An exact copy is needed of the lines from the one that contains "Enumerate this screenshot's" through the final line of the data below, with pictures left out.

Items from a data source
::::::::::
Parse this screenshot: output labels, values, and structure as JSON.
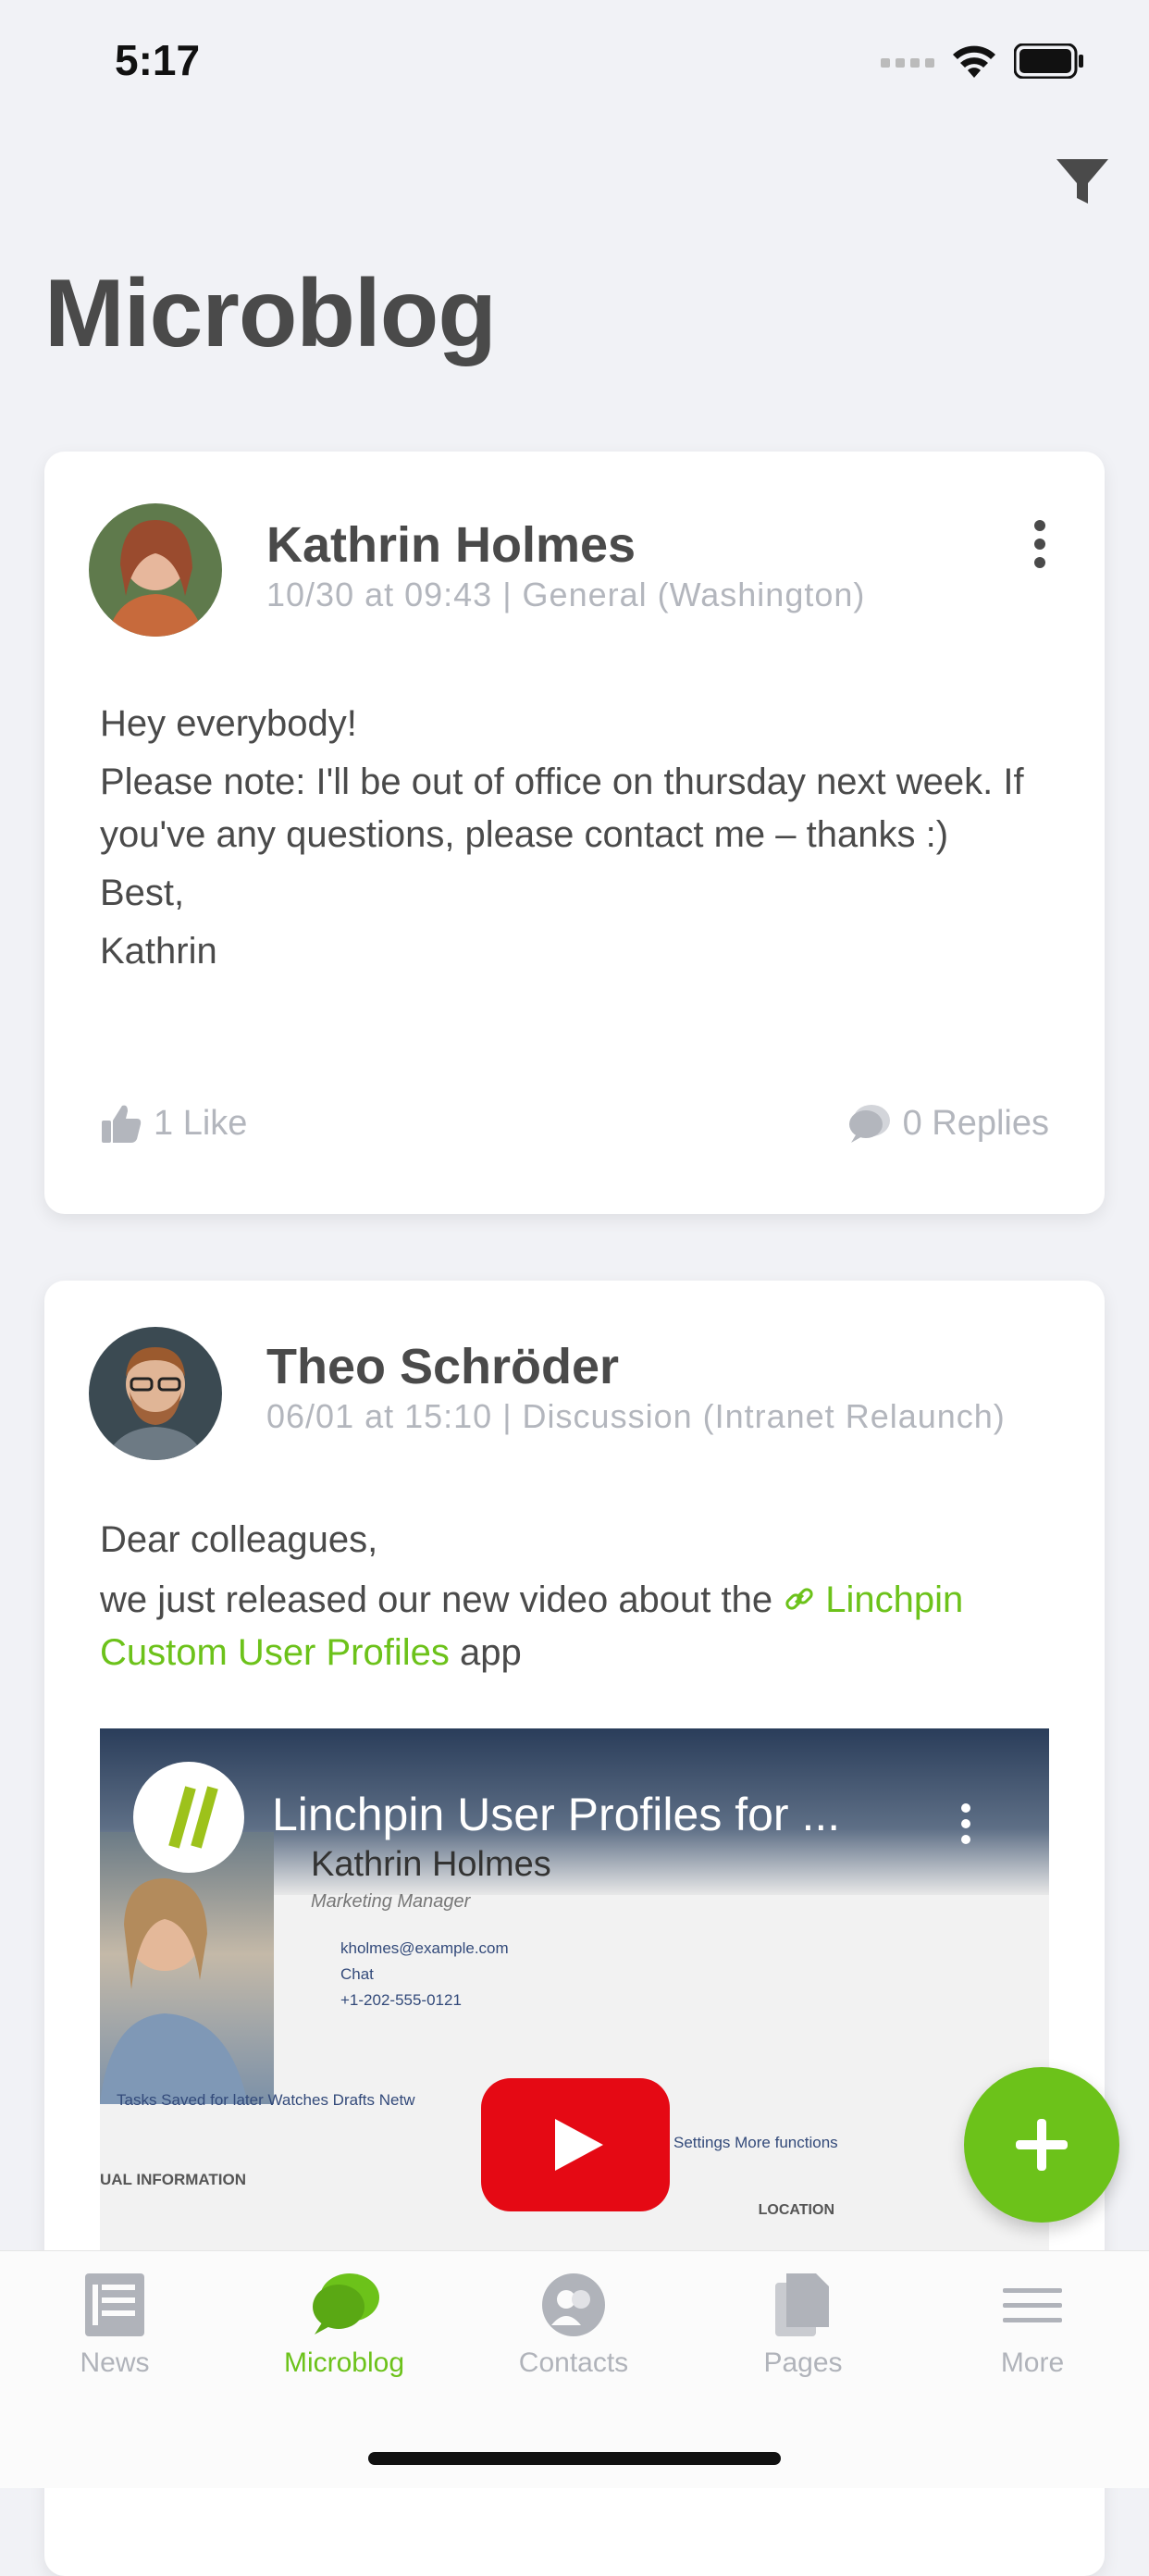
{
  "status_bar": {
    "time": "5:17"
  },
  "header": {
    "title": "Microblog"
  },
  "posts": [
    {
      "author": "Kathrin Holmes",
      "meta": "10/30 at 09:43 | General (Washington)",
      "lines": [
        "Hey everybody!",
        "Please note: I'll be out of office on thursday next week. If you've any questions, please contact me – thanks :)",
        "Best,",
        "Kathrin"
      ],
      "likes": "1 Like",
      "replies": "0 Replies"
    },
    {
      "author": "Theo Schröder",
      "meta": "06/01 at 15:10 | Discussion (Intranet Relaunch)",
      "line1": "Dear colleagues,",
      "line2_prefix": "we just released our new video about the ",
      "link_text": "Linchpin Custom User Profiles",
      "line2_suffix": " app",
      "video": {
        "title": "Linchpin User Profiles for ...",
        "name": "Kathrin Holmes",
        "subtitle": "Marketing Manager",
        "email": "kholmes@example.com",
        "chat": "Chat",
        "phone": "+1-202-555-0121",
        "tabs": "Tasks    Saved for later    Watches    Drafts    Netw",
        "tabs_right": "Settings    More functions",
        "section": "UAL INFORMATION",
        "location": "LOCATION"
      }
    }
  ],
  "tabbar": [
    {
      "label": "News",
      "active": false
    },
    {
      "label": "Microblog",
      "active": true
    },
    {
      "label": "Contacts",
      "active": false
    },
    {
      "label": "Pages",
      "active": false
    },
    {
      "label": "More",
      "active": false
    }
  ],
  "colors": {
    "accent": "#6cc21a",
    "muted": "#b3b6bd",
    "text": "#4a4a4a",
    "background": "#f1f2f6"
  }
}
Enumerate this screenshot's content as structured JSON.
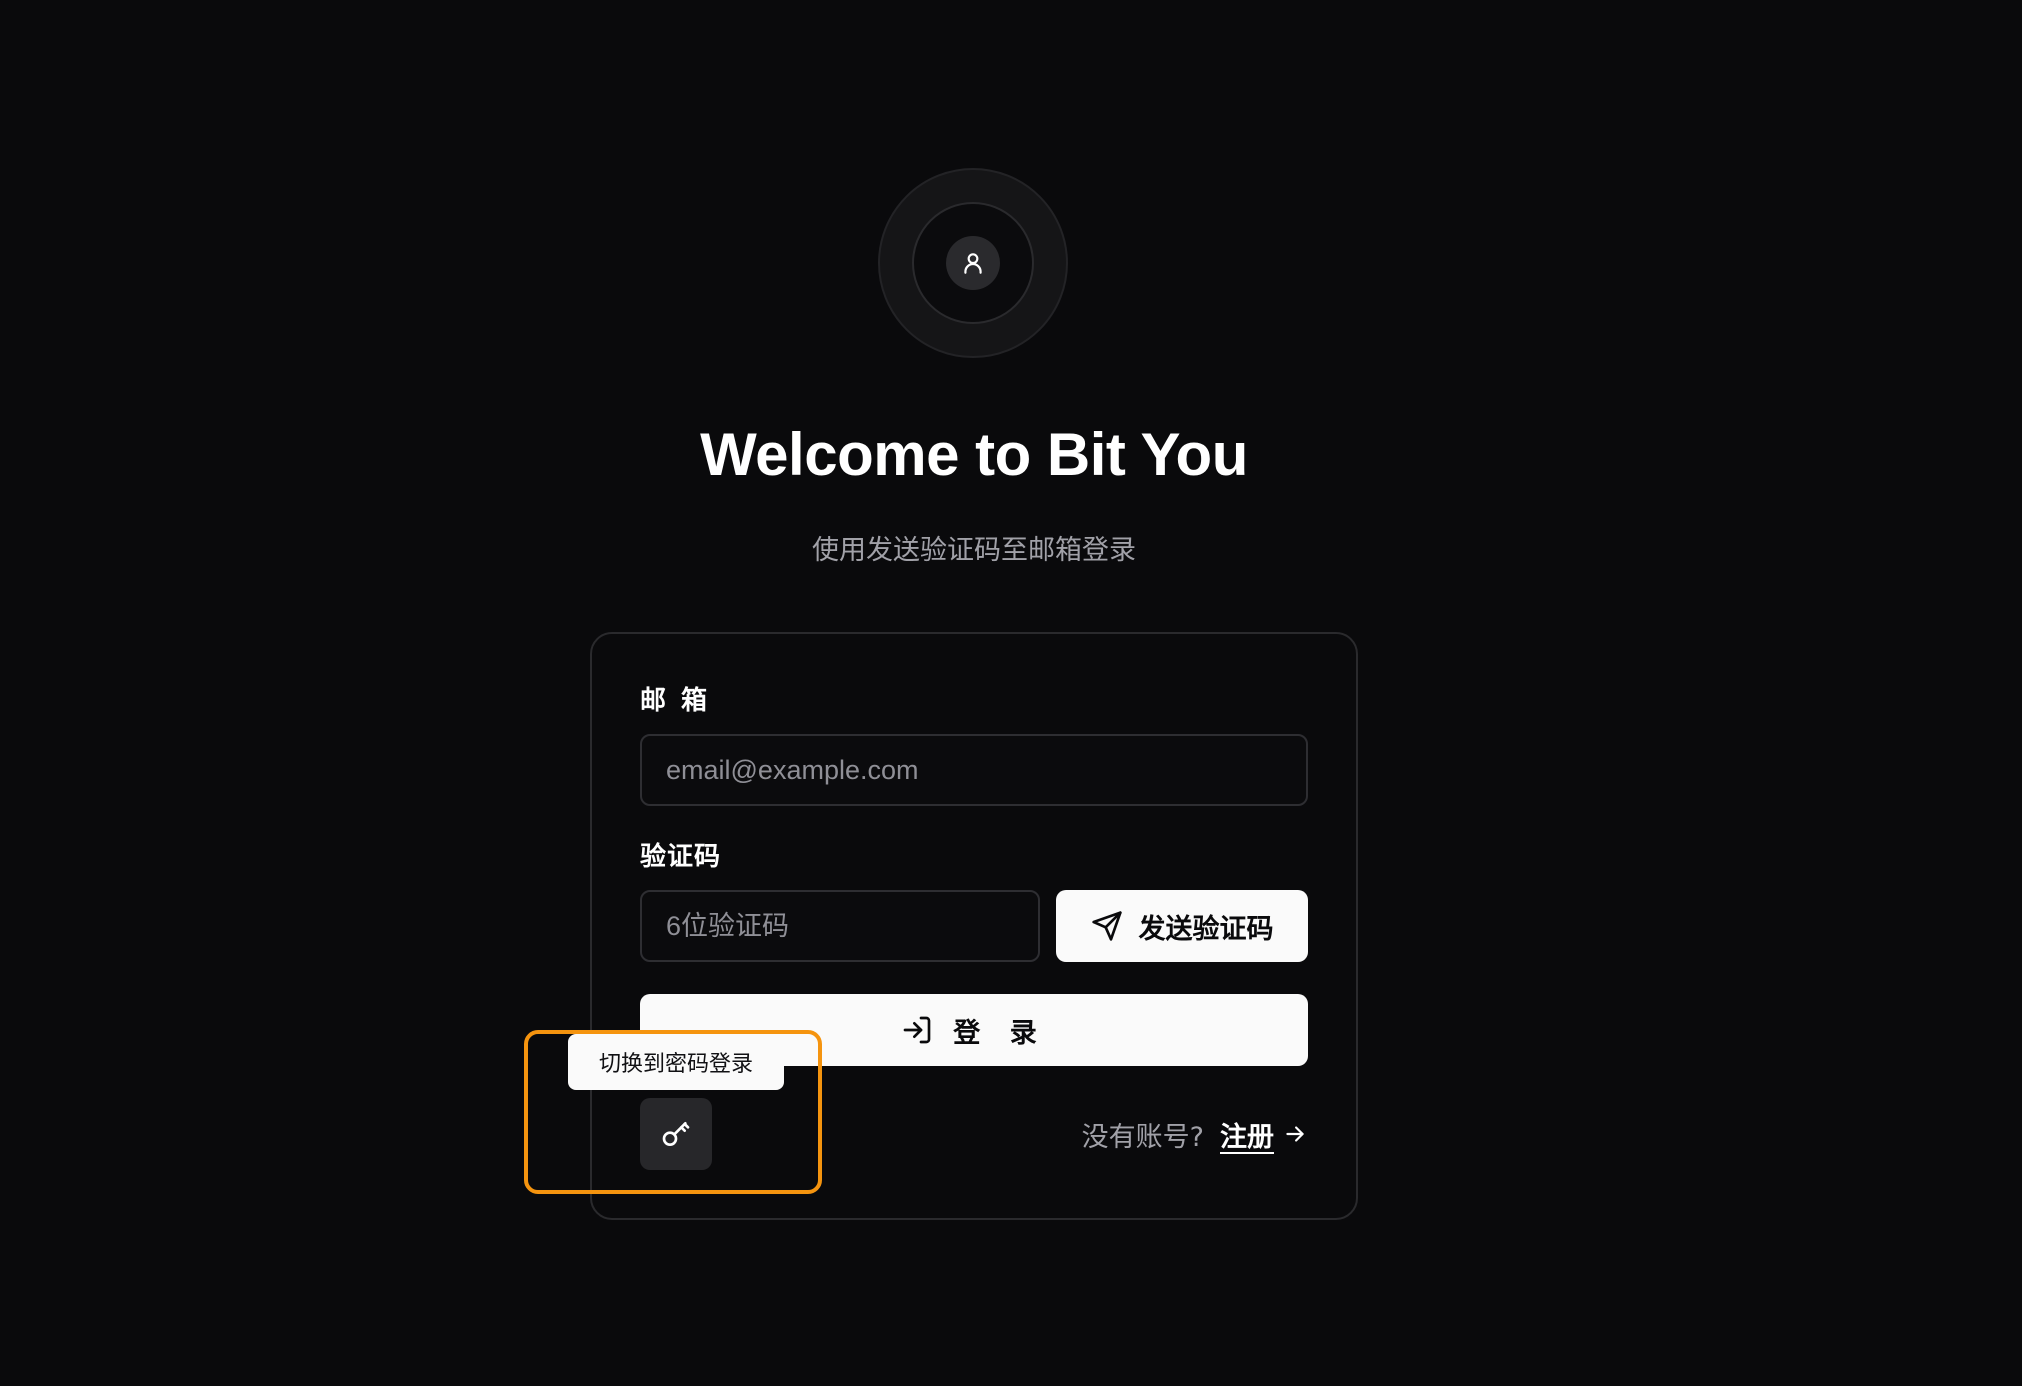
{
  "header": {
    "title": "Welcome to Bit You",
    "subtitle": "使用发送验证码至邮箱登录"
  },
  "form": {
    "email_label": "邮 箱",
    "email_placeholder": "email@example.com",
    "code_label": "验证码",
    "code_placeholder": "6位验证码",
    "send_code_label": "发送验证码",
    "login_label": "登 录"
  },
  "footer": {
    "switch_tooltip": "切换到密码登录",
    "no_account_text": "没有账号?",
    "register_link": "注册"
  },
  "icons": {
    "avatar": "user-icon",
    "send": "send-icon",
    "login": "log-in-icon",
    "switch": "key-icon",
    "register_arrow": "arrow-right-icon"
  },
  "colors": {
    "background": "#0a0a0c",
    "primary_button": "#fafafa",
    "highlight": "#f5940f",
    "muted_text": "#a1a1a8"
  }
}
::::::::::
# TASK OUTPUT
Enumerate this screenshot's content as structured JSON.
{
  "header": {
    "title": "Welcome to Bit You",
    "subtitle": "使用发送验证码至邮箱登录"
  },
  "form": {
    "email_label": "邮 箱",
    "email_placeholder": "email@example.com",
    "code_label": "验证码",
    "code_placeholder": "6位验证码",
    "send_code_label": "发送验证码",
    "login_label": "登 录"
  },
  "footer": {
    "switch_tooltip": "切换到密码登录",
    "no_account_text": "没有账号?",
    "register_link": "注册"
  },
  "icons": {
    "avatar": "user-icon",
    "send": "send-icon",
    "login": "log-in-icon",
    "switch": "key-icon",
    "register_arrow": "arrow-right-icon"
  },
  "colors": {
    "background": "#0a0a0c",
    "primary_button": "#fafafa",
    "highlight": "#f5940f",
    "muted_text": "#a1a1a8"
  }
}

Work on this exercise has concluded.